Representative Michael Fitzpatrick, a Pennsylvania
Republican, sponsored legislation that would reestablish a cap
on the amount of aid taxpayers can provide to Fannie Mae and
Freddie Mac. The Treasury Department pledged in December 2009
to provide unlimited aid to Fannie and Freddie through 2012,
lifting an earlier $200 billion level for each company. The
bill specified the new cap to be the larger of the two amounts:
either the funds Fannie and Freddie received from the
government from 2010 to 2012, or $200 billion.
PAYING THE GOVERNMENT BACK
Fannie and Freddie pay a 10 percent dividend each quarter
on senior preferred stock, a mandate designed to guarantee the
government fully recoups the money it has invested in the two
companies since they were placed in conservatorship.
Representative Don Manzullo, an Illinois Republican, introduced
a bill that would prevent the Treasury from ever lowering the
10 percent dividend.
LIMITS ON GSE LEGAL FEES

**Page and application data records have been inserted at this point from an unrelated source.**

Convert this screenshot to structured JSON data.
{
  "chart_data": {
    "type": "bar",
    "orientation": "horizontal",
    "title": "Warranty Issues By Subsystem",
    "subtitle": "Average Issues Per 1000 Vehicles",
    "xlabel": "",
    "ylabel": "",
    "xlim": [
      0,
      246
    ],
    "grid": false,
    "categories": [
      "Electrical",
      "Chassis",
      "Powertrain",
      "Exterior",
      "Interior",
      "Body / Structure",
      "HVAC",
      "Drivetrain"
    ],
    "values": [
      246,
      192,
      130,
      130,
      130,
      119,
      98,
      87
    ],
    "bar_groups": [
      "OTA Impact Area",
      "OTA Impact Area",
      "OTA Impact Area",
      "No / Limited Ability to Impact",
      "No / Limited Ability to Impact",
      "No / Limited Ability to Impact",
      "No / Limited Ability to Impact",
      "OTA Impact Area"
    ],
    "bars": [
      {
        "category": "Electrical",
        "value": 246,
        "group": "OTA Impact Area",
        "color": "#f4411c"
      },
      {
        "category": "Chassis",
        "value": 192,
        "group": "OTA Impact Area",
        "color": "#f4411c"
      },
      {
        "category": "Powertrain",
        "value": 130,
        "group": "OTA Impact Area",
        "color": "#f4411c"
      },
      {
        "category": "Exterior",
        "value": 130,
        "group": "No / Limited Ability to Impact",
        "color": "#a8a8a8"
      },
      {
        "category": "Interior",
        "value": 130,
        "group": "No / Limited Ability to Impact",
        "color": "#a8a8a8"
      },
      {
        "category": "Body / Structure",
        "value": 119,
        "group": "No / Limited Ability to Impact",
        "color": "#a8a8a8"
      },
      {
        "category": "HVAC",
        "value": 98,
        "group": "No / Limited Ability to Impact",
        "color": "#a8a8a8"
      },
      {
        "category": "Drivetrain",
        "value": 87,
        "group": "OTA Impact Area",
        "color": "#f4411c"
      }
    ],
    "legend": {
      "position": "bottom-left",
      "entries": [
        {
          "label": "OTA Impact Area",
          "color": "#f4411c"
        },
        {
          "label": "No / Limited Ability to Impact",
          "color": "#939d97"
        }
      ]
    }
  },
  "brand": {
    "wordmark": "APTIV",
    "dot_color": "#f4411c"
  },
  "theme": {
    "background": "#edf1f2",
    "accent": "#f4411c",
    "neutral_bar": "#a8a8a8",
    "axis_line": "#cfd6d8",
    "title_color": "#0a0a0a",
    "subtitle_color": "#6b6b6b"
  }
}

A bill sponsored by Representative Randy Neugebauer, a
Texas Republican, aims to shield taxpayers from legal expenses
of former Fannie Mae and Freddie Mac executives. The Federal
Housing Finance Agency, which oversees the mortgage finance
firms, estimates that more than $162 million has been spent
since 2008 to defend Fannie, Freddie and their former top
executives in lawsuits.
DISCLOSURE OF FANNIE, FREDDIE RECORDS
Representative Jason Chaffetz, a Utah Republican, sponsored
legislation that would allow the public release of more
information about Fannie and Freddie. His bill makes the case
that since the two firms are now government-run, the public has
a right to submit official requests for more information about
their management details under the Freedom of Information Act.
ELIMINATING FUND FOR LOW-INCOME HOUSING
Representative Edward Royce, a California Republican,
offered a bill that would eliminate the National Housing Trust
Fund. The fund is used for the development of affordable
housing and up until the GSEs were placed into conservatorship,
was funded through a tax on the mortgage portfolios held by
Fannie and Freddie.
A bill sponsored by Representative Robert Hurt, a Virginia
Republican, would place limitations on Fannie and Freddie's
book of business. The bill calls on the FHFA director to
require Fannie and Freddie to dispose of all assets that are
not critical to their housing finance mission.
REMOVING GOVERNMENT CHARTER
Representative Steve Stivers, an Ohio Republican,
introduced legislation that gives FHFA the power to revoke
Fannie and Freddie's charter and rejects the current government
model for the mortgage firms by ensuring it is not recreated
with future legislation.
(Reporting by Margaret Chadbourn; Editing by Leslie Adler)